- _REQUIRED WORK_
Every line below that includes the word "this" needs to be copied.

(RECORD SET begins)

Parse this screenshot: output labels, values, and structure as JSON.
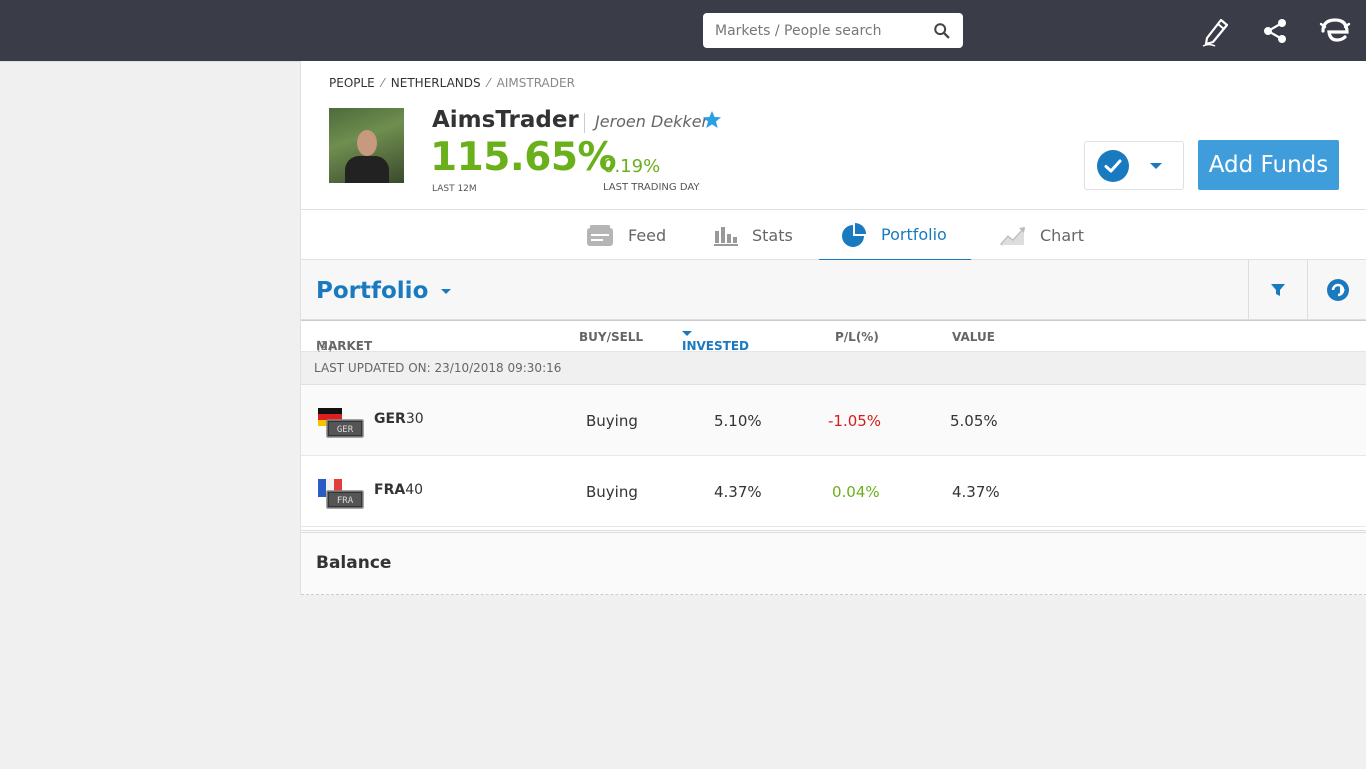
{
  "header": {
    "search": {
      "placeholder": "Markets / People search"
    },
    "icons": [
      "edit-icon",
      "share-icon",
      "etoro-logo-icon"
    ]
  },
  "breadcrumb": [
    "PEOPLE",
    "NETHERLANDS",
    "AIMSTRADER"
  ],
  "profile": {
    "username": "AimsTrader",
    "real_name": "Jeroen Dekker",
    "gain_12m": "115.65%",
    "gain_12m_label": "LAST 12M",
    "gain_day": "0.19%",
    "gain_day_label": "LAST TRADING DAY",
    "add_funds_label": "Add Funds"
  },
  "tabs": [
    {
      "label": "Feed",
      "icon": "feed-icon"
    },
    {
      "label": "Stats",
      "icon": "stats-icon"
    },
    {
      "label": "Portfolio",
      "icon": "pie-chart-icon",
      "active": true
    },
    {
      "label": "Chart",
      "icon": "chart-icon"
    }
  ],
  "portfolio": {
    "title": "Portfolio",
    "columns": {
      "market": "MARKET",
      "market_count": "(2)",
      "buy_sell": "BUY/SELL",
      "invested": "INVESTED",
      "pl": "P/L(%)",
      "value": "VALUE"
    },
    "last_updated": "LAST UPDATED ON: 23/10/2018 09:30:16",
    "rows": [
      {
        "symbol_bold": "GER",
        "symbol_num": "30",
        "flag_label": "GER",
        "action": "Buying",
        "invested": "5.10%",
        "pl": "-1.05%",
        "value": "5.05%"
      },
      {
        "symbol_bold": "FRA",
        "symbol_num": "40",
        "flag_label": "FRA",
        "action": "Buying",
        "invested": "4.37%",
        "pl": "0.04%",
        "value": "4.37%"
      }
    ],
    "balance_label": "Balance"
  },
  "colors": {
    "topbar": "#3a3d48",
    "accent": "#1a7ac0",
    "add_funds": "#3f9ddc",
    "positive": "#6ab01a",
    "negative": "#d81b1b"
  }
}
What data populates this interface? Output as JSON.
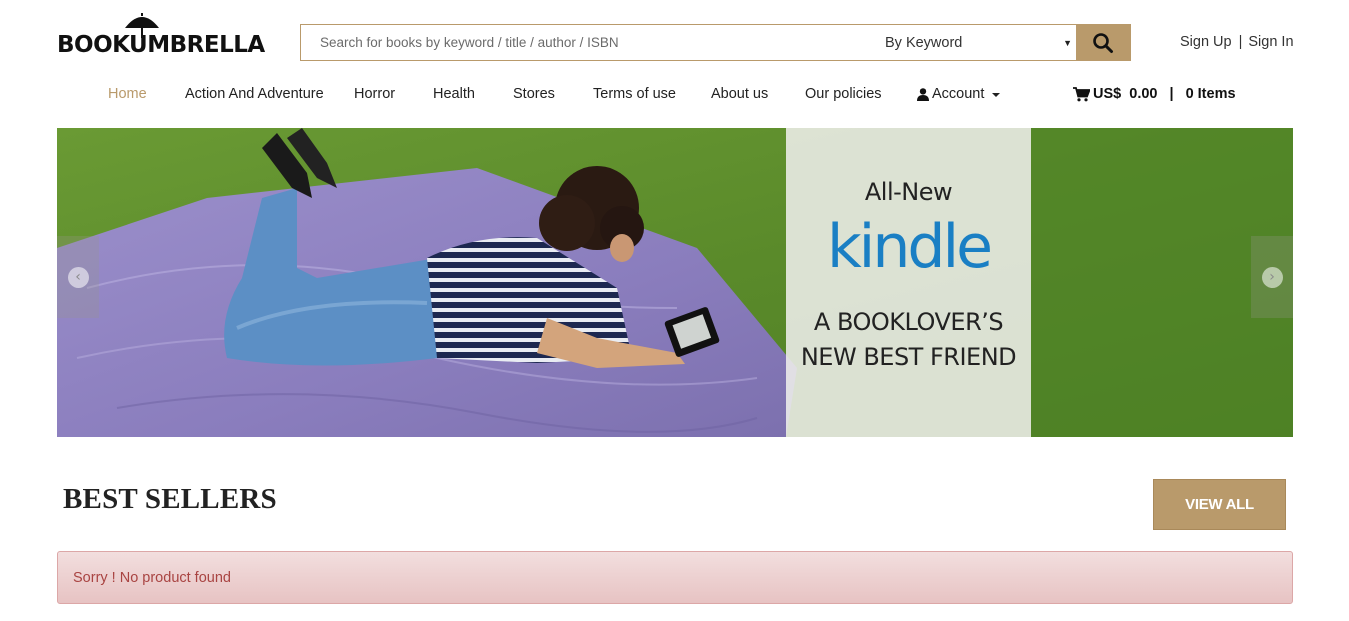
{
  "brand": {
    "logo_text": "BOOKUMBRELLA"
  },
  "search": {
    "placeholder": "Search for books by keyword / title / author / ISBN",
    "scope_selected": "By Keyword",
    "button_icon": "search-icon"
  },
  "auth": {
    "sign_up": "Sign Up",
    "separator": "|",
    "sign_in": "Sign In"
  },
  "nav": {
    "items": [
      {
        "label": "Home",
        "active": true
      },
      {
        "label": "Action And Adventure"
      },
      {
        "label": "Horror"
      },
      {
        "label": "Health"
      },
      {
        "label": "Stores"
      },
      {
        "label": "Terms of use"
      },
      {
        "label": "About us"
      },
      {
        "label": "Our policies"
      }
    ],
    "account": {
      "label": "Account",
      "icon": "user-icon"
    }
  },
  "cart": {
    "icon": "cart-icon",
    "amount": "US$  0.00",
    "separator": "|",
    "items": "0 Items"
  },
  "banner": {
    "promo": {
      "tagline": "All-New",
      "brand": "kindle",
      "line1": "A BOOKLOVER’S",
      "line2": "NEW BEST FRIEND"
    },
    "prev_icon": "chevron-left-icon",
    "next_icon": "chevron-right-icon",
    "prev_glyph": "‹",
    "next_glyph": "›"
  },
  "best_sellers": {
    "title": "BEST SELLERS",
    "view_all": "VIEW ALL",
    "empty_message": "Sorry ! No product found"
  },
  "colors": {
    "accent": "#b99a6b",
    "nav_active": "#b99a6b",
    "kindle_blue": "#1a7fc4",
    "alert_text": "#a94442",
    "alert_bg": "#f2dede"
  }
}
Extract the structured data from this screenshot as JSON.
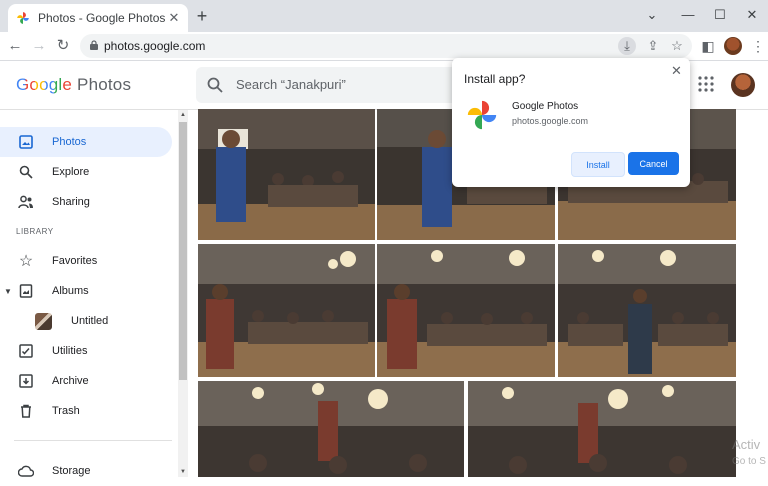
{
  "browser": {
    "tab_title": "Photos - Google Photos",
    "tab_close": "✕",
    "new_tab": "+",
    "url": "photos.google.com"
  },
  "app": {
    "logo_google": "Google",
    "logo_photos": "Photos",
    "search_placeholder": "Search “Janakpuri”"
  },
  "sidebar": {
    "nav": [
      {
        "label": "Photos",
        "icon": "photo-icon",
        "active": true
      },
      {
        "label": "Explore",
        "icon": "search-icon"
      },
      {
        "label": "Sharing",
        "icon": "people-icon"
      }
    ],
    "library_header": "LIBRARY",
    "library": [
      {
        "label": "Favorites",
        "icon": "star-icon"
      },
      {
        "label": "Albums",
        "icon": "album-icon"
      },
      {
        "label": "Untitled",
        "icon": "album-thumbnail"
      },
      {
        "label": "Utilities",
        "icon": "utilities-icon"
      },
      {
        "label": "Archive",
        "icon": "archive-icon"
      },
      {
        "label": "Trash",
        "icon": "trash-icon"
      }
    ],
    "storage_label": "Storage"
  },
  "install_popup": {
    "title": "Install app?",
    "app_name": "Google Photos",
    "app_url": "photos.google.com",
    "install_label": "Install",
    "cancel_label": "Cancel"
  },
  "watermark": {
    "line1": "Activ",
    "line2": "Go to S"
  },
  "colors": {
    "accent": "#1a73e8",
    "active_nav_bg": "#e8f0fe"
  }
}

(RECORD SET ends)
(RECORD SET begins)

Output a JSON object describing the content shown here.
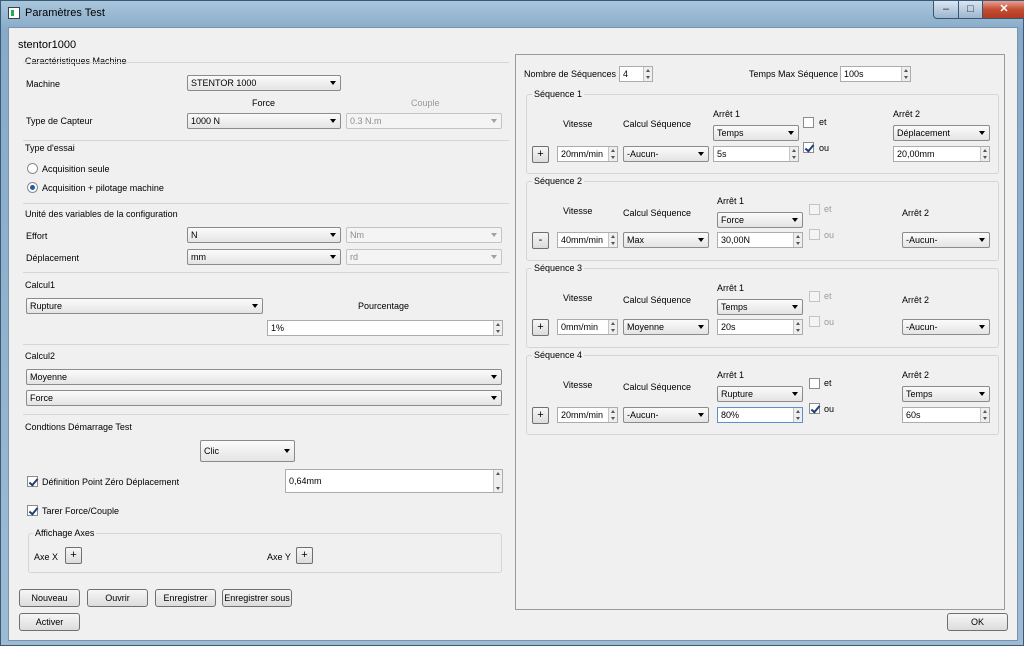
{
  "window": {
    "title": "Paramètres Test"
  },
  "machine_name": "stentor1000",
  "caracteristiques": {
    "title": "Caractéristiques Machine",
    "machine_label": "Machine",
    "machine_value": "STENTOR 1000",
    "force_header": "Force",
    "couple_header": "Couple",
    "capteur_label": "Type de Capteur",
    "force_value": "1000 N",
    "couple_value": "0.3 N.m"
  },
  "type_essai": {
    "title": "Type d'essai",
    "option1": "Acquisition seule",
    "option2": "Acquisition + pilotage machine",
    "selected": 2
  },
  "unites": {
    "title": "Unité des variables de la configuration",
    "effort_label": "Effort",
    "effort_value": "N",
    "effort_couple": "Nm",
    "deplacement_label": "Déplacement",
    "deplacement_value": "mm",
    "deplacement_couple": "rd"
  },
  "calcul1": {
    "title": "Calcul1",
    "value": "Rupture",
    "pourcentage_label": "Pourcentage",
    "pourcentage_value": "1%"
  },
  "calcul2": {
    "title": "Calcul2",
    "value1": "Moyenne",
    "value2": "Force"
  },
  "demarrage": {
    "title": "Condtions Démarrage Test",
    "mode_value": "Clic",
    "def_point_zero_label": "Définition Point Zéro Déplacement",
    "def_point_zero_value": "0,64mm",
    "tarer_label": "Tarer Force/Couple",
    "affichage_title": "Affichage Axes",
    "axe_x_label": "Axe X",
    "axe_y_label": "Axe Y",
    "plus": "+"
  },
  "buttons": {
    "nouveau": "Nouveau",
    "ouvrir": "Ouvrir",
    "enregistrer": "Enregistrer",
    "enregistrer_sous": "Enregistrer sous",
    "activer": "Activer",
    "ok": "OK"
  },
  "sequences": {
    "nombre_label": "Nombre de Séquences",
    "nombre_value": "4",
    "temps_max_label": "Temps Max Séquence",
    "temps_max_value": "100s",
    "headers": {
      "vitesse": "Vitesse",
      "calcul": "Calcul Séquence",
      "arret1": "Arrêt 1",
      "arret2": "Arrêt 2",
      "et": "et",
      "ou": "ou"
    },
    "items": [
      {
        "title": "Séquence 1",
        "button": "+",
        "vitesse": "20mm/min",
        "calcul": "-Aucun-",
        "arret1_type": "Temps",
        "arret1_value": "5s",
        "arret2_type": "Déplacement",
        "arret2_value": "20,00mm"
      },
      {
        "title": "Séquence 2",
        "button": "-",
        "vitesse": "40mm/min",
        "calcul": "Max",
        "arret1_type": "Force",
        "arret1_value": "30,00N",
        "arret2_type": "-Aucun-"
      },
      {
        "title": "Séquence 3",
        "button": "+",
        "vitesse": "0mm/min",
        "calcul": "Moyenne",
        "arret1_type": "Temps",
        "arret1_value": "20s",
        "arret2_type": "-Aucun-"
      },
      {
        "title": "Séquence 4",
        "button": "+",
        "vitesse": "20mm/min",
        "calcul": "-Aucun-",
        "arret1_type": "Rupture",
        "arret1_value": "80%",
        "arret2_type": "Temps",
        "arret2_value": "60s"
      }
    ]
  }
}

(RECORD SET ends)

- _OUTPUT_
Parse this screenshot: output labels, values, and structure as JSON.
What data populates this interface? Output as JSON.
Extract the structured data from this screenshot as JSON.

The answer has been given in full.